Dangling Conversations by Trevor Plumbly
I’m sure Paul Simon will forgive me for borrowing his song title, but these communications that lack purpose or conclusion really do happen. I thought I’d said it all about the problems of the cell phone invasion, but I haven’t quite finished yet; nor it seems have Vodafone and Co, so please bear with me. Their current strategy is to convince us that it’s more economical to cancel the landline phone and switch to a cell phone caller plan, which enables you to natter to all sorts of people for a few cents a minute; but the basic problem with cell phones is that they’re not really conducive to extended conversation. There’s something reassuring about sitting at home on the landline phone chewing the fat until one or both run out of words, as opposed to trying to communicate with a disembodied voice belonging to someone pacing around and probably counting the minutes. That might be a bit harsh, but very few folk seem capable of sitting down and having a relaxed chat using a cell phone. To me, there just seems to be a global infestation of trivial urgency that devalues purposeful contact.
Don’t Call . . . Write!
Journalists in all branches of the media are masters of the dangling conversation; the recent tragic loss of the Malaysian airliner is a sad example of their talent for transposing the unknown into acceptable headlines. In the early days following the news of its disappearance, we were deluged with theory and counter-theory from news networks who managed to fill every branch of the media with headlines and breaking news without the benefit of a single fact. Terrorism was ground out to exhaustion and replaced by conspiracy and when that dried up we were treated to rumours of a sort of airspace ‘Bermuda Triangle’, some even drawing parallels with the ‘Marie Celeste’. To add to the lunacy, these so-called ‘professional’ journalists were backed up by scores of experts in one field of aviation or another offering all sorts of ‘scientific’ explanations for an event about which nobody had any factual knowledge.
On a local note, here in NZ there’s no better example of the media’s tenacity for the tenuous than their treatment of Kim Dotcom (a colourful bloke, well worth a google). Anyway, on top of his multiplicity of sins, it seems that Mr Dotcom owns a copy of ‘Mein Kampf’ signed by Hitler. This news so shook the nation that one ‘journalist’ publicly exhorted him to burn it (will the real Nazi stand up please?), whilst others dropped vague hints about the significance of a Nazi flag ‘someone’ had seen in the house, leaving me to wonder whether ‘investigative’ journalists should re-title themselves as ‘creative’.

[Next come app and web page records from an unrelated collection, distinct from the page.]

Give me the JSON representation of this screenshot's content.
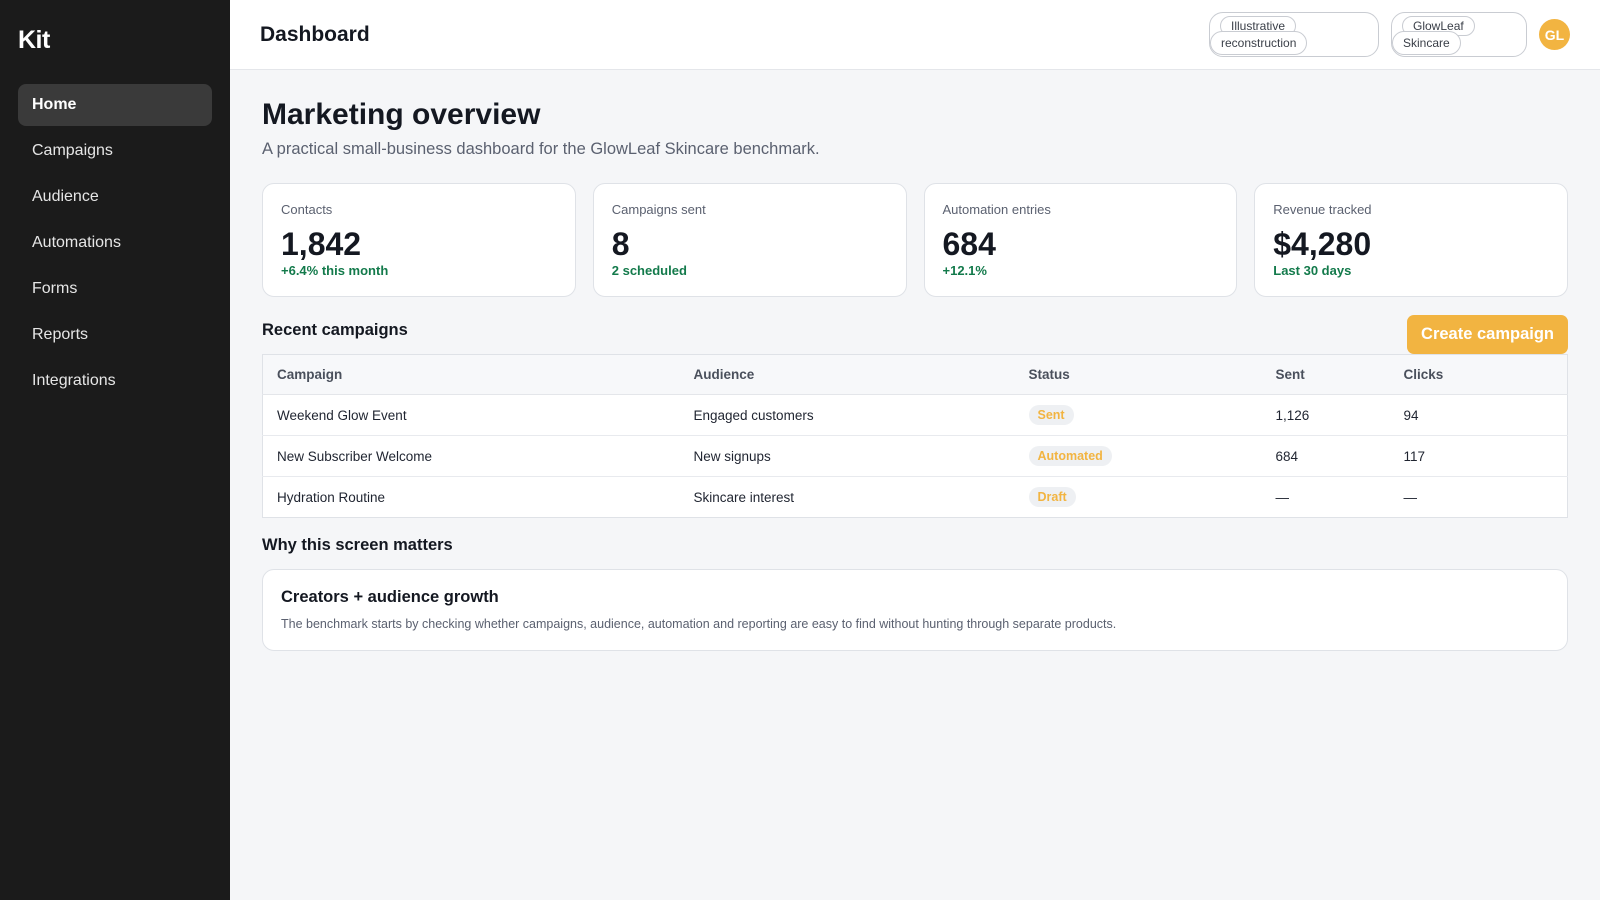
{
  "sidebar": {
    "brand": "Kit",
    "items": [
      {
        "label": "Home",
        "active": true
      },
      {
        "label": "Campaigns"
      },
      {
        "label": "Audience"
      },
      {
        "label": "Automations"
      },
      {
        "label": "Forms"
      },
      {
        "label": "Reports"
      },
      {
        "label": "Integrations"
      }
    ]
  },
  "header": {
    "title": "Dashboard",
    "chip1": {
      "line1": "Illustrative",
      "line2": "reconstruction"
    },
    "chip2": {
      "line1": "GlowLeaf",
      "line2": "Skincare"
    },
    "avatar": "GL"
  },
  "main": {
    "title": "Marketing overview",
    "subtitle": "A practical small-business dashboard for the GlowLeaf Skincare benchmark.",
    "stats": [
      {
        "label": "Contacts",
        "value": "1,842",
        "note": "+6.4% this month"
      },
      {
        "label": "Campaigns sent",
        "value": "8",
        "note": "2 scheduled"
      },
      {
        "label": "Automation entries",
        "value": "684",
        "note": "+12.1%"
      },
      {
        "label": "Revenue tracked",
        "value": "$4,280",
        "note": "Last 30 days"
      }
    ],
    "recent": {
      "title": "Recent campaigns",
      "create_label": "Create campaign",
      "columns": [
        "Campaign",
        "Audience",
        "Status",
        "Sent",
        "Clicks"
      ],
      "rows": [
        {
          "campaign": "Weekend Glow Event",
          "audience": "Engaged customers",
          "status": "Sent",
          "sent": "1,126",
          "clicks": "94"
        },
        {
          "campaign": "New Subscriber Welcome",
          "audience": "New signups",
          "status": "Automated",
          "sent": "684",
          "clicks": "117"
        },
        {
          "campaign": "Hydration Routine",
          "audience": "Skincare interest",
          "status": "Draft",
          "sent": "—",
          "clicks": "—"
        }
      ]
    },
    "why": {
      "title": "Why this screen matters",
      "card_title": "Creators + audience growth",
      "card_text": "The benchmark starts by checking whether campaigns, audience, automation and reporting are easy to find without hunting through separate products."
    }
  },
  "colors": {
    "sidebar_bg": "#1b1b1b",
    "accent": "#f2b441",
    "positive": "#137a4b"
  }
}
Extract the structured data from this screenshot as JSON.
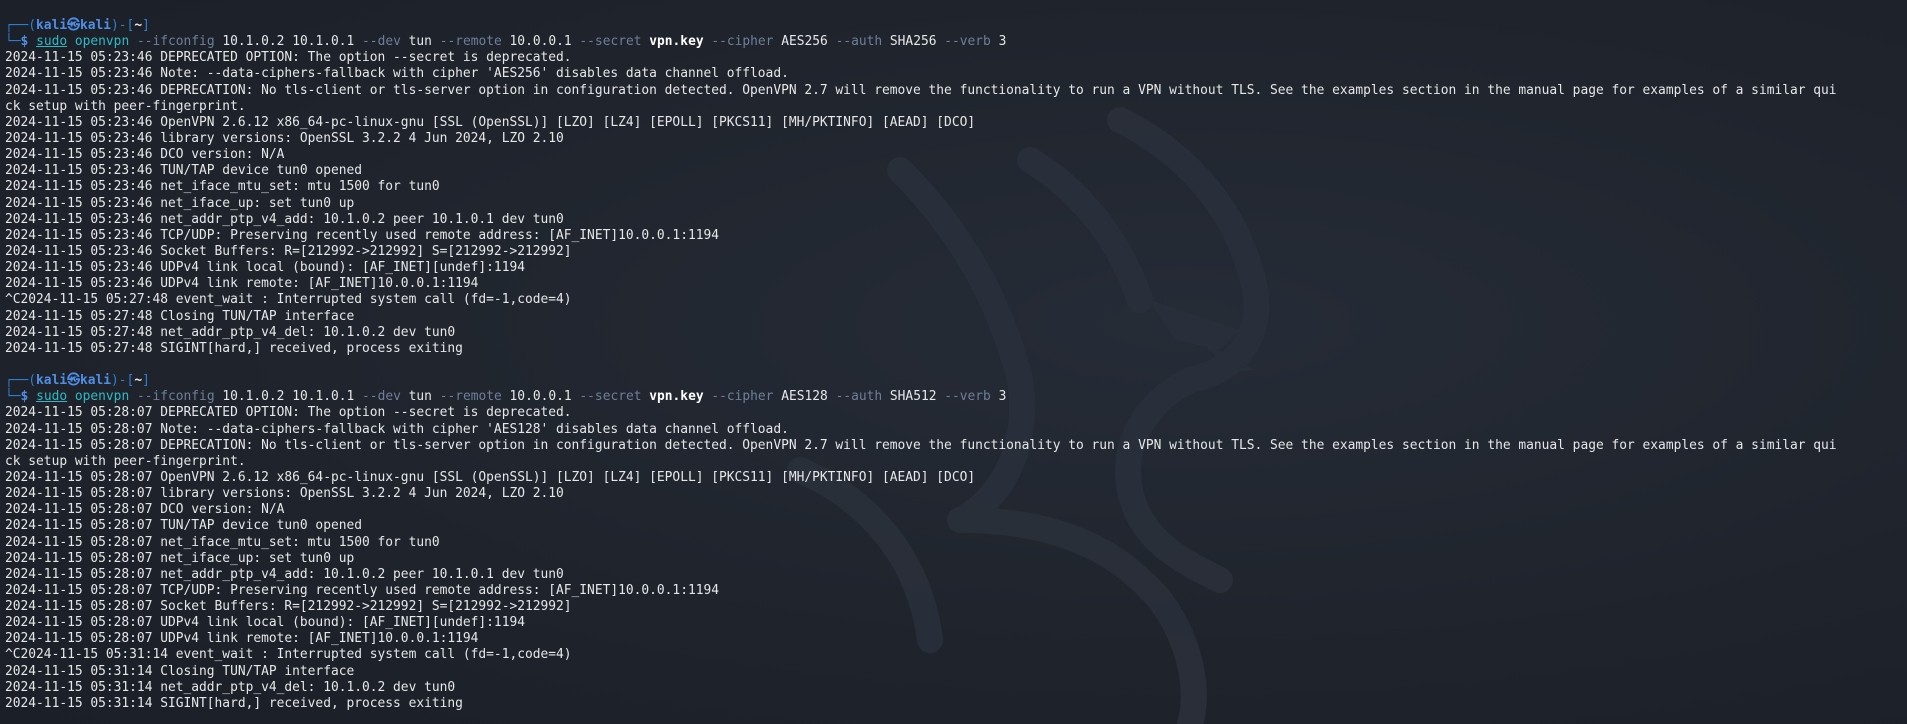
{
  "prompt": {
    "user": "kali",
    "at_symbol": "㉿",
    "host": "kali",
    "cwd": "~",
    "dollar": "$"
  },
  "sessions": [
    {
      "command": {
        "sudo": "sudo",
        "program": "openvpn",
        "tokens": [
          {
            "t": "opt",
            "v": "--ifconfig"
          },
          {
            "t": "arg",
            "v": "10.1.0.2 10.1.0.1"
          },
          {
            "t": "opt",
            "v": "--dev"
          },
          {
            "t": "arg",
            "v": "tun"
          },
          {
            "t": "opt",
            "v": "--remote"
          },
          {
            "t": "arg",
            "v": "10.0.0.1"
          },
          {
            "t": "opt",
            "v": "--secret"
          },
          {
            "t": "argb",
            "v": "vpn.key"
          },
          {
            "t": "opt",
            "v": "--cipher"
          },
          {
            "t": "arg",
            "v": "AES256"
          },
          {
            "t": "opt",
            "v": "--auth"
          },
          {
            "t": "arg",
            "v": "SHA256"
          },
          {
            "t": "opt",
            "v": "--verb"
          },
          {
            "t": "arg",
            "v": "3"
          }
        ]
      },
      "output": [
        "2024-11-15 05:23:46 DEPRECATED OPTION: The option --secret is deprecated.",
        "2024-11-15 05:23:46 Note: --data-ciphers-fallback with cipher 'AES256' disables data channel offload.",
        "2024-11-15 05:23:46 DEPRECATION: No tls-client or tls-server option in configuration detected. OpenVPN 2.7 will remove the functionality to run a VPN without TLS. See the examples section in the manual page for examples of a similar qui",
        "ck setup with peer-fingerprint.",
        "2024-11-15 05:23:46 OpenVPN 2.6.12 x86_64-pc-linux-gnu [SSL (OpenSSL)] [LZO] [LZ4] [EPOLL] [PKCS11] [MH/PKTINFO] [AEAD] [DCO]",
        "2024-11-15 05:23:46 library versions: OpenSSL 3.2.2 4 Jun 2024, LZO 2.10",
        "2024-11-15 05:23:46 DCO version: N/A",
        "2024-11-15 05:23:46 TUN/TAP device tun0 opened",
        "2024-11-15 05:23:46 net_iface_mtu_set: mtu 1500 for tun0",
        "2024-11-15 05:23:46 net_iface_up: set tun0 up",
        "2024-11-15 05:23:46 net_addr_ptp_v4_add: 10.1.0.2 peer 10.1.0.1 dev tun0",
        "2024-11-15 05:23:46 TCP/UDP: Preserving recently used remote address: [AF_INET]10.0.0.1:1194",
        "2024-11-15 05:23:46 Socket Buffers: R=[212992->212992] S=[212992->212992]",
        "2024-11-15 05:23:46 UDPv4 link local (bound): [AF_INET][undef]:1194",
        "2024-11-15 05:23:46 UDPv4 link remote: [AF_INET]10.0.0.1:1194",
        "^C2024-11-15 05:27:48 event_wait : Interrupted system call (fd=-1,code=4)",
        "2024-11-15 05:27:48 Closing TUN/TAP interface",
        "2024-11-15 05:27:48 net_addr_ptp_v4_del: 10.1.0.2 dev tun0",
        "2024-11-15 05:27:48 SIGINT[hard,] received, process exiting"
      ]
    },
    {
      "command": {
        "sudo": "sudo",
        "program": "openvpn",
        "tokens": [
          {
            "t": "opt",
            "v": "--ifconfig"
          },
          {
            "t": "arg",
            "v": "10.1.0.2 10.1.0.1"
          },
          {
            "t": "opt",
            "v": "--dev"
          },
          {
            "t": "arg",
            "v": "tun"
          },
          {
            "t": "opt",
            "v": "--remote"
          },
          {
            "t": "arg",
            "v": "10.0.0.1"
          },
          {
            "t": "opt",
            "v": "--secret"
          },
          {
            "t": "argb",
            "v": "vpn.key"
          },
          {
            "t": "opt",
            "v": "--cipher"
          },
          {
            "t": "arg",
            "v": "AES128"
          },
          {
            "t": "opt",
            "v": "--auth"
          },
          {
            "t": "arg",
            "v": "SHA512"
          },
          {
            "t": "opt",
            "v": "--verb"
          },
          {
            "t": "arg",
            "v": "3"
          }
        ]
      },
      "output": [
        "2024-11-15 05:28:07 DEPRECATED OPTION: The option --secret is deprecated.",
        "2024-11-15 05:28:07 Note: --data-ciphers-fallback with cipher 'AES128' disables data channel offload.",
        "2024-11-15 05:28:07 DEPRECATION: No tls-client or tls-server option in configuration detected. OpenVPN 2.7 will remove the functionality to run a VPN without TLS. See the examples section in the manual page for examples of a similar qui",
        "ck setup with peer-fingerprint.",
        "2024-11-15 05:28:07 OpenVPN 2.6.12 x86_64-pc-linux-gnu [SSL (OpenSSL)] [LZO] [LZ4] [EPOLL] [PKCS11] [MH/PKTINFO] [AEAD] [DCO]",
        "2024-11-15 05:28:07 library versions: OpenSSL 3.2.2 4 Jun 2024, LZO 2.10",
        "2024-11-15 05:28:07 DCO version: N/A",
        "2024-11-15 05:28:07 TUN/TAP device tun0 opened",
        "2024-11-15 05:28:07 net_iface_mtu_set: mtu 1500 for tun0",
        "2024-11-15 05:28:07 net_iface_up: set tun0 up",
        "2024-11-15 05:28:07 net_addr_ptp_v4_add: 10.1.0.2 peer 10.1.0.1 dev tun0",
        "2024-11-15 05:28:07 TCP/UDP: Preserving recently used remote address: [AF_INET]10.0.0.1:1194",
        "2024-11-15 05:28:07 Socket Buffers: R=[212992->212992] S=[212992->212992]",
        "2024-11-15 05:28:07 UDPv4 link local (bound): [AF_INET][undef]:1194",
        "2024-11-15 05:28:07 UDPv4 link remote: [AF_INET]10.0.0.1:1194",
        "^C2024-11-15 05:31:14 event_wait : Interrupted system call (fd=-1,code=4)",
        "2024-11-15 05:31:14 Closing TUN/TAP interface",
        "2024-11-15 05:31:14 net_addr_ptp_v4_del: 10.1.0.2 dev tun0",
        "2024-11-15 05:31:14 SIGINT[hard,] received, process exiting"
      ]
    }
  ]
}
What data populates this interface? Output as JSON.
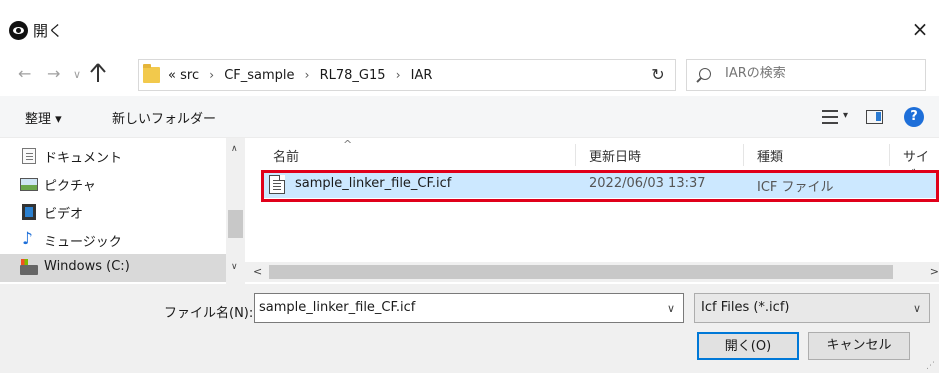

On a lighter note, contemporary art is a natural home for dangling conversation; it lives in a sort of conceptual country with few boundaries and a language all its own, unsafe territory for an antique dealer. Certainly I often looked at contemporary art but lacked the education to make any judgment on its meaning or merit. I treated it much as I do everything else: if it interested me I stopped and spent time with it, then moved on. In the early 1980s I met and formed a loose friendship with Ralph Hotere which lasted until his recent death. Artists, according to English literature, are tall, languid and a bit precious; Ralph was short, full of carefully stored energy and as basic as you please. Not being one of the ‘arty’ crowd, I never discussed his or anybody else’s work with him which I later discovered suited him fine. He felt passionately about Apartheid, French nuclear testing in the Pacific and the construction of an aluminium smelter at a nearby unspoiled beach. These inspired a huge body of ‘protest’ works ranging from affordable signed prints to major pieces of national importance. Sadly, I never really ‘got’ Ralph’s early works but yesterday, at an art auction preview, I spotted a banner from his ‘Song Cycle’ series, produced in the mid-1970s to combine art with the poetry of Bill Manhire and the music of Jack Body. The series shown in its entirety must have been almost intimidating, but individually they’re still stunning. Standing in front of the painting, I thought about Ralph. The humour that allowed him to joke about my white cane, the darting eyes that I always reckoned could see round corners, his incredible generosity and quiet intellect. Walking away, I wondered if the screeds of academic and artistic theories about his works and their meaning ever bothered or amused him. He never said, but I never asked. Some things are best left ‘dangling’.